**Task description**
Go through the listing below. Copy each line that has the string "JSON".

─── Records for the task

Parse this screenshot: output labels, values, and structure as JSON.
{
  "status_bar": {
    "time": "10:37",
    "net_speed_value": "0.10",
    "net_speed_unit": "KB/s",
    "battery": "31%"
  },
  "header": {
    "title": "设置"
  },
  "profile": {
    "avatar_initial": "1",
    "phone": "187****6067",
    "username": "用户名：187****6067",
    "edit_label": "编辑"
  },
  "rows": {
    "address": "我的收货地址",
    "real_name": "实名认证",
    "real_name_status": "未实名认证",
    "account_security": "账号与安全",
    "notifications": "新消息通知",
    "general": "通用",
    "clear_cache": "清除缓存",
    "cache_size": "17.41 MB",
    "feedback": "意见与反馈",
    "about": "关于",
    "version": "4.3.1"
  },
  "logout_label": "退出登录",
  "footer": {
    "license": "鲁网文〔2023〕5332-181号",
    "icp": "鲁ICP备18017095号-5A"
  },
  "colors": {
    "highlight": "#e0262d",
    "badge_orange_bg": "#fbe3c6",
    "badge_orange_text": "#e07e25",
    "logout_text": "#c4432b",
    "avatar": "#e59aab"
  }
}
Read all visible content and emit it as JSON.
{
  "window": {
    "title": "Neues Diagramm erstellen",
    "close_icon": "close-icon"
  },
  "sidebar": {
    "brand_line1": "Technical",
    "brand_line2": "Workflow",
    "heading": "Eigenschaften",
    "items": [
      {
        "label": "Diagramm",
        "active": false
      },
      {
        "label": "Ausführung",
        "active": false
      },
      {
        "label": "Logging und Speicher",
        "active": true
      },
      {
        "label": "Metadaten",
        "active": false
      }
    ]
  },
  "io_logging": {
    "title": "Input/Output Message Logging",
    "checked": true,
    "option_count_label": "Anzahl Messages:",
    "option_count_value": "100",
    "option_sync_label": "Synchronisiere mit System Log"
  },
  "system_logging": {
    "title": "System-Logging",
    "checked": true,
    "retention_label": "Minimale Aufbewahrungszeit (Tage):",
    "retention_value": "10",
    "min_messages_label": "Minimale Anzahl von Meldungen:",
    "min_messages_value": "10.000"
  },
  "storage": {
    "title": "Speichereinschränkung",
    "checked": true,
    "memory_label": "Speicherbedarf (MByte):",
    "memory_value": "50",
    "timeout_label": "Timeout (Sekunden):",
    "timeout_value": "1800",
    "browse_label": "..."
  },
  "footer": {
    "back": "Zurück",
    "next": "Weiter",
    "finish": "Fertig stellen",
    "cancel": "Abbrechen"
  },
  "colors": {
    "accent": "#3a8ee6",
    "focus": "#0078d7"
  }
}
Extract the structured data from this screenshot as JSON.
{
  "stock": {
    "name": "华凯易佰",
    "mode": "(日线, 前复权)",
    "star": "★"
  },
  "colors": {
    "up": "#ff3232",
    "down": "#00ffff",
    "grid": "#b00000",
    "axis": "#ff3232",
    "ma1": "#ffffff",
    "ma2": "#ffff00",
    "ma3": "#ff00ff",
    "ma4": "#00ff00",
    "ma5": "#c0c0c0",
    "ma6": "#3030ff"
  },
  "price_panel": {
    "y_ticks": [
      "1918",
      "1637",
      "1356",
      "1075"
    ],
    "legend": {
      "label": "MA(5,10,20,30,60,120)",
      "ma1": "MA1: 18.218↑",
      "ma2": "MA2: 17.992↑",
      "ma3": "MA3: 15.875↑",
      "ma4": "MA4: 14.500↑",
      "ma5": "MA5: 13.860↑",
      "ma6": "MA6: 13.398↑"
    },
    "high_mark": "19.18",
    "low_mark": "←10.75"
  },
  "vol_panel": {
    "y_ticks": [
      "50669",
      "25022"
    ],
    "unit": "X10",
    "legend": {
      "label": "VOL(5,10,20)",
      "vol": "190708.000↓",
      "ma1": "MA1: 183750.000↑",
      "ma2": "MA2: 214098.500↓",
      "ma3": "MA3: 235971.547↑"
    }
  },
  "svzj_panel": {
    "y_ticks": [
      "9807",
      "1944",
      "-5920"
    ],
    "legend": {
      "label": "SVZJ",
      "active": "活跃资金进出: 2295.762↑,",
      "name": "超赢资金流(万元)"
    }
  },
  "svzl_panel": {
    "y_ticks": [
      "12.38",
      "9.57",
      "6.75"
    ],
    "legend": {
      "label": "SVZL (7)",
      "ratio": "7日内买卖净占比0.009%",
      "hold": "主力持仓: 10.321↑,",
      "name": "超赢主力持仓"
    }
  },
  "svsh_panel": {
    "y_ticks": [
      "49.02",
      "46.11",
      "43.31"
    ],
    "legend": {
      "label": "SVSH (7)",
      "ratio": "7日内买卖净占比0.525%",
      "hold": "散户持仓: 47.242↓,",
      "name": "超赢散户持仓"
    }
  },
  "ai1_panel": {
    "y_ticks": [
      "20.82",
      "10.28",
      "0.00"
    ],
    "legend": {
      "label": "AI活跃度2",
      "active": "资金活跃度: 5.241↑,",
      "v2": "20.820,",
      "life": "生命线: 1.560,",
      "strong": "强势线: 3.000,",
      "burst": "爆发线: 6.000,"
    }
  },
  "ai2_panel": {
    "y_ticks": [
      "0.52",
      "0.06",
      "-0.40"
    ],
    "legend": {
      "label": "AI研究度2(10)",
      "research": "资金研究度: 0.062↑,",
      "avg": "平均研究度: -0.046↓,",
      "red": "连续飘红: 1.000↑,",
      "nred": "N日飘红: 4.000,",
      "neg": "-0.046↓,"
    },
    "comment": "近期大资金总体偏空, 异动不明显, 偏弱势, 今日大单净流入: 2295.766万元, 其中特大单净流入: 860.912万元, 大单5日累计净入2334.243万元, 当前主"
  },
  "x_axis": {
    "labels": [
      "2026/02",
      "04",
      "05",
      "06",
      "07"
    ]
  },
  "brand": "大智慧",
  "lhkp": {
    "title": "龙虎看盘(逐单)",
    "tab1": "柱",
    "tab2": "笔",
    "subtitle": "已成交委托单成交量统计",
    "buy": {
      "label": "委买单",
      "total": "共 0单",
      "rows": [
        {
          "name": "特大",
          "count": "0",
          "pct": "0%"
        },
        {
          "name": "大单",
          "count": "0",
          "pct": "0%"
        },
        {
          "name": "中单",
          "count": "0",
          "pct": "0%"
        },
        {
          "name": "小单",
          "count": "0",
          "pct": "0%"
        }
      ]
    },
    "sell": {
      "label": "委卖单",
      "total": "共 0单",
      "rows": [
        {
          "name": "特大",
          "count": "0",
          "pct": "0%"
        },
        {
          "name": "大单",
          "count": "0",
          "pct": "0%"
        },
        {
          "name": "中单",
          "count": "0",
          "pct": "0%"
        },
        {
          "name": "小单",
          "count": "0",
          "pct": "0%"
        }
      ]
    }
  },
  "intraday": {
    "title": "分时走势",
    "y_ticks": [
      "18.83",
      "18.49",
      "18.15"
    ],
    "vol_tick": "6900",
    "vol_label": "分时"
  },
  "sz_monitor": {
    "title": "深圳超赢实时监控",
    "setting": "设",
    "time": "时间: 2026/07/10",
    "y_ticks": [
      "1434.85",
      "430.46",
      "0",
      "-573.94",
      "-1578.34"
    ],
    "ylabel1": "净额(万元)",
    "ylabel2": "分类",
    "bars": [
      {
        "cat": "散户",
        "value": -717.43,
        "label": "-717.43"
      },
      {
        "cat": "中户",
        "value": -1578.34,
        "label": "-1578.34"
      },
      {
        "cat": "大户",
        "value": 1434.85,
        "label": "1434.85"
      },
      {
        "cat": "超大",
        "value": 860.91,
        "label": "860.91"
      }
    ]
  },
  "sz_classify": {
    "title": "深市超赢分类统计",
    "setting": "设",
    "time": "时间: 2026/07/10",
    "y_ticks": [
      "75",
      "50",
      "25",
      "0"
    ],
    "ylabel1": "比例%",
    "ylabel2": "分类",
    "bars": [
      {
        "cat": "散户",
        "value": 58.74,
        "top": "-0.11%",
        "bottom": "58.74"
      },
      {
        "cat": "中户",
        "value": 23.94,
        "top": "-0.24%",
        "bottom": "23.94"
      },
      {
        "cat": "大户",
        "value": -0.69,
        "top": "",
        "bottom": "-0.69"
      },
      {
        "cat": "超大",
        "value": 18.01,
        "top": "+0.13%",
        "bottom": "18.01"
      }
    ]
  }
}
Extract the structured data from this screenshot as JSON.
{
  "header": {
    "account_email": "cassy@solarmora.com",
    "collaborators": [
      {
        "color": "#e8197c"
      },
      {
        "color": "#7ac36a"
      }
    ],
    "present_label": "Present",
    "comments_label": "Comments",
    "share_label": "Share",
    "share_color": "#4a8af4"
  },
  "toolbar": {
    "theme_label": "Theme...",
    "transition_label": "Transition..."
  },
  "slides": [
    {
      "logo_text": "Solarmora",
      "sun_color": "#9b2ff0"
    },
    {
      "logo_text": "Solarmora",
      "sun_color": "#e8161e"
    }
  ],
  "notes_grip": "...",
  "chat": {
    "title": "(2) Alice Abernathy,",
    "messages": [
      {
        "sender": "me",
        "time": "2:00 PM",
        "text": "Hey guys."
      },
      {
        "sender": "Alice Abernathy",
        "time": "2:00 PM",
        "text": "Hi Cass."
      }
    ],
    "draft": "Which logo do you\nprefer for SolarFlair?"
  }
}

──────

**Answer space**
Parse this screenshot: output labels, values, and structure as JSON.
Read all visible content and emit it as JSON.
Extract the structured data from this screenshot as JSON.
Extract the structured data from this screenshot as JSON.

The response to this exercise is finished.